Start of Records for the task
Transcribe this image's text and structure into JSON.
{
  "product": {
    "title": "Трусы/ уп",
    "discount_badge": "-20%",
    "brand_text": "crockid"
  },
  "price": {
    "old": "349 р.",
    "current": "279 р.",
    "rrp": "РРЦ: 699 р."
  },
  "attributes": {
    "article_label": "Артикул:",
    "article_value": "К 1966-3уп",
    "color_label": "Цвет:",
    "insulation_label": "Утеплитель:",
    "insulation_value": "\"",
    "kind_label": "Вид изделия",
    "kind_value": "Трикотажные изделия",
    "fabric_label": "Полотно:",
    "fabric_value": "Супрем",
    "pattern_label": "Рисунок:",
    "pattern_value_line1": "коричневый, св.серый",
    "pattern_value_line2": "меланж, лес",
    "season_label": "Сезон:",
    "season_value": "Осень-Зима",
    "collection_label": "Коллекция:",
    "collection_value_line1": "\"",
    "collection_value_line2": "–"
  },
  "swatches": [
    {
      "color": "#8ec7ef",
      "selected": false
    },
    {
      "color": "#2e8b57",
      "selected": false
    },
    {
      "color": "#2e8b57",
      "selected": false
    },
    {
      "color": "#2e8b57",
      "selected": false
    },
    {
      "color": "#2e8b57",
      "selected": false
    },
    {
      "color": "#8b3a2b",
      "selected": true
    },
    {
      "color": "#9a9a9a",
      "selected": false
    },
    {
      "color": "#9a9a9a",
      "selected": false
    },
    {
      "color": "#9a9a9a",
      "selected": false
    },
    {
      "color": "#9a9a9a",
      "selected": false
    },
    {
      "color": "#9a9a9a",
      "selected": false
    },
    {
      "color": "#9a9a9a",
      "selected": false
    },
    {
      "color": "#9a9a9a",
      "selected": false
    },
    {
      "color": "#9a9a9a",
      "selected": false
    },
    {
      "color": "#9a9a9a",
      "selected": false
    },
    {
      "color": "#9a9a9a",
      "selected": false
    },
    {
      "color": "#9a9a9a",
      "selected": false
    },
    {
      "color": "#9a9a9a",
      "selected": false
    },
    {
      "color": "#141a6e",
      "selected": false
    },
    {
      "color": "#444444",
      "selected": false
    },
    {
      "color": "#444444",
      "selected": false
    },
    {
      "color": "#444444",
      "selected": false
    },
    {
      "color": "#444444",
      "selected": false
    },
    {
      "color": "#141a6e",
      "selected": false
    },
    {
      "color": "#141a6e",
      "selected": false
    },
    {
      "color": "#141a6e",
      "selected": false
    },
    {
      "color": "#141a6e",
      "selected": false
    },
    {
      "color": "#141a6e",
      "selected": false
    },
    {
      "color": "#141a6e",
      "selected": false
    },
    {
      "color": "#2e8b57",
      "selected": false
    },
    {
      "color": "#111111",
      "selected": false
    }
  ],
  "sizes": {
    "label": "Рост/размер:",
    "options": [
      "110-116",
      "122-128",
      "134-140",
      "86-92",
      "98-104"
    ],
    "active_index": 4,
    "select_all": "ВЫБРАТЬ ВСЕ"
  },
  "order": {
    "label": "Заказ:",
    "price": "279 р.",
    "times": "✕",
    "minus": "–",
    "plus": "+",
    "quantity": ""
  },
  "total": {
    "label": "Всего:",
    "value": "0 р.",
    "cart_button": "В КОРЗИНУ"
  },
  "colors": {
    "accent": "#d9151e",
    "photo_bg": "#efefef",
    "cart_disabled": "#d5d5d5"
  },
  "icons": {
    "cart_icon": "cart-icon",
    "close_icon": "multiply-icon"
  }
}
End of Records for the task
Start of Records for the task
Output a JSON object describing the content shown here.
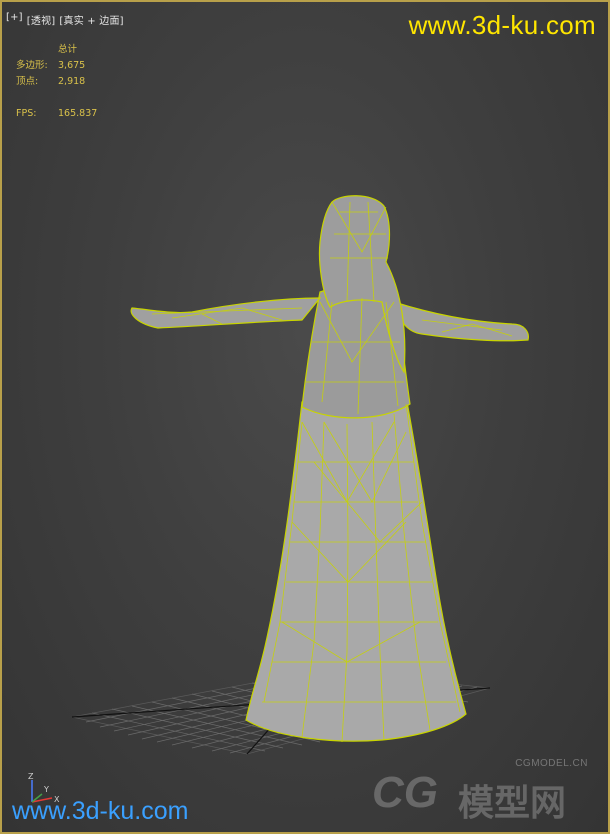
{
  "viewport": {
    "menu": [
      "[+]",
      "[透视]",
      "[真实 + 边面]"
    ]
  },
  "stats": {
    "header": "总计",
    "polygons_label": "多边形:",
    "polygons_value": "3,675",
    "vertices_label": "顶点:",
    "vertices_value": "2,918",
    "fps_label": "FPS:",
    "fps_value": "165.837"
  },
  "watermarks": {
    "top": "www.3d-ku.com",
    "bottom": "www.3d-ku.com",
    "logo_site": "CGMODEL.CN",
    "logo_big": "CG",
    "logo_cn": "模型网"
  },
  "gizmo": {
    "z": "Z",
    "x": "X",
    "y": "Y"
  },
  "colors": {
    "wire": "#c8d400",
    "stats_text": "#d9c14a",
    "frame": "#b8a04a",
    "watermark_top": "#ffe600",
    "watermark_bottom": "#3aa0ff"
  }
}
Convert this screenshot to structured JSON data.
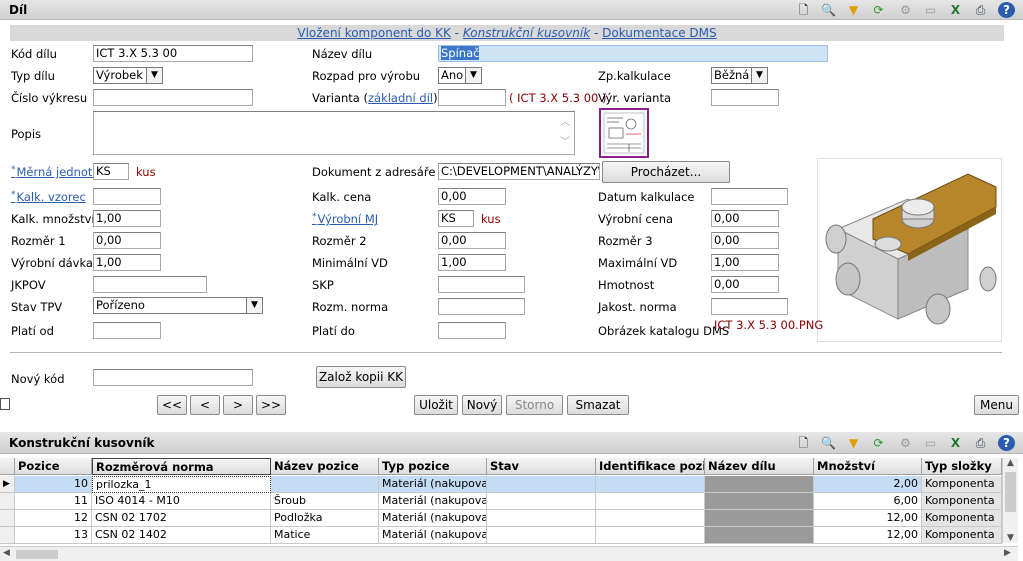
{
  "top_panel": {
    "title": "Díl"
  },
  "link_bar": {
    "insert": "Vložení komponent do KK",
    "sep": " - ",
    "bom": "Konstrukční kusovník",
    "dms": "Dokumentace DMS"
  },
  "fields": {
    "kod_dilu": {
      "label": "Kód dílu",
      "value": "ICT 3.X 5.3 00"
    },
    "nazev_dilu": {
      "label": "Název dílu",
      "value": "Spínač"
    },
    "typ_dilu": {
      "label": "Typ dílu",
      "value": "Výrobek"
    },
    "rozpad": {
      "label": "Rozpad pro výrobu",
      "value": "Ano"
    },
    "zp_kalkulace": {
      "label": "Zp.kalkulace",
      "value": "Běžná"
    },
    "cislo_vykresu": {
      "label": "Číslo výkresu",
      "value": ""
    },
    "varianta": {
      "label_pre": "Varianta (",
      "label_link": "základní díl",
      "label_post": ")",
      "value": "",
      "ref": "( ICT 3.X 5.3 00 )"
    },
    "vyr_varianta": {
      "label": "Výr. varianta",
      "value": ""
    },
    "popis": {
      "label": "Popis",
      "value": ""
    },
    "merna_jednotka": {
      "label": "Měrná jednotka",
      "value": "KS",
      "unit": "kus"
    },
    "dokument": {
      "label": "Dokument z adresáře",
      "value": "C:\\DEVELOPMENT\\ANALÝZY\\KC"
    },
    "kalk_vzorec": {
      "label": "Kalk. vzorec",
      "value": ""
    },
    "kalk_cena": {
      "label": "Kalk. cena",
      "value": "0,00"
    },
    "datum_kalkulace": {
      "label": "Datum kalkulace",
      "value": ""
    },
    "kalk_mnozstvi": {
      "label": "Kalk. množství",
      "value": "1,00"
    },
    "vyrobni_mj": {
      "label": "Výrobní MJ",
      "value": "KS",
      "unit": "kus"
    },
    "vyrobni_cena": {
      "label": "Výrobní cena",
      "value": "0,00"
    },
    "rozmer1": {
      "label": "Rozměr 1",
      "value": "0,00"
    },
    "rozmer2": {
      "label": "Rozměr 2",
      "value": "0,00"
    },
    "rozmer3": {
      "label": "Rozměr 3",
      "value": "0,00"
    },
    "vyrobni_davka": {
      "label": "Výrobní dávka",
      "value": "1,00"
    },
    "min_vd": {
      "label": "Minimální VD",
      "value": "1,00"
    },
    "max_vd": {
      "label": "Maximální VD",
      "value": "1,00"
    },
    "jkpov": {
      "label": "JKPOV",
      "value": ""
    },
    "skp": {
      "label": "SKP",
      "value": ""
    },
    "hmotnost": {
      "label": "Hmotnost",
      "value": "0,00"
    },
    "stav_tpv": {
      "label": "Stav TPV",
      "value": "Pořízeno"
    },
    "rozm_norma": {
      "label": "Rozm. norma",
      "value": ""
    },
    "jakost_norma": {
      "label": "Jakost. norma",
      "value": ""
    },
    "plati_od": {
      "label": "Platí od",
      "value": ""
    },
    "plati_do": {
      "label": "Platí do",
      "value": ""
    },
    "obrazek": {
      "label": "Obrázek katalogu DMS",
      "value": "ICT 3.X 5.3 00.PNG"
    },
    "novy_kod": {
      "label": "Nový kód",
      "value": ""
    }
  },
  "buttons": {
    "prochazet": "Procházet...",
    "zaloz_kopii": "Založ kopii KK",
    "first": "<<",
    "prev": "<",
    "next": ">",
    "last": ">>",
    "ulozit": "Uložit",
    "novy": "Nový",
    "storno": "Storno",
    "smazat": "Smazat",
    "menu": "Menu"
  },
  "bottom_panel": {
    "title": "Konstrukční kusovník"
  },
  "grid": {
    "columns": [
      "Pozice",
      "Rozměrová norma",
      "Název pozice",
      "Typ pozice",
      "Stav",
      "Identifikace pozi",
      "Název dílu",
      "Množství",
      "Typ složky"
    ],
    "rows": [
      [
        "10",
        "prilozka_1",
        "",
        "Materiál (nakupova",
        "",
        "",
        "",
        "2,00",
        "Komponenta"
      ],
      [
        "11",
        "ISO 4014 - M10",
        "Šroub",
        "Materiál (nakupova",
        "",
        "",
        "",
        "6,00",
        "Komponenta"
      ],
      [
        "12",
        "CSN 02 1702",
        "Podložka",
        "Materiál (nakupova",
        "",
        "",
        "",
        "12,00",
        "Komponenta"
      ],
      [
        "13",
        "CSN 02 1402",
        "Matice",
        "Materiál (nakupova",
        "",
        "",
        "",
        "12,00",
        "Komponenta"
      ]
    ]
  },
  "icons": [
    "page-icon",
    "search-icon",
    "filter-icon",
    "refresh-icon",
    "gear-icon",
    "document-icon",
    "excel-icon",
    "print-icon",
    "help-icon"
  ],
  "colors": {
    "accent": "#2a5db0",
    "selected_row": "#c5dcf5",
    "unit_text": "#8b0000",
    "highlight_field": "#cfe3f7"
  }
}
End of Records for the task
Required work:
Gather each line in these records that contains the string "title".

Answer section:
    "title": "Трусы/ уп",
    "title": "Díl"
    "title": "Konstrukční kusovník"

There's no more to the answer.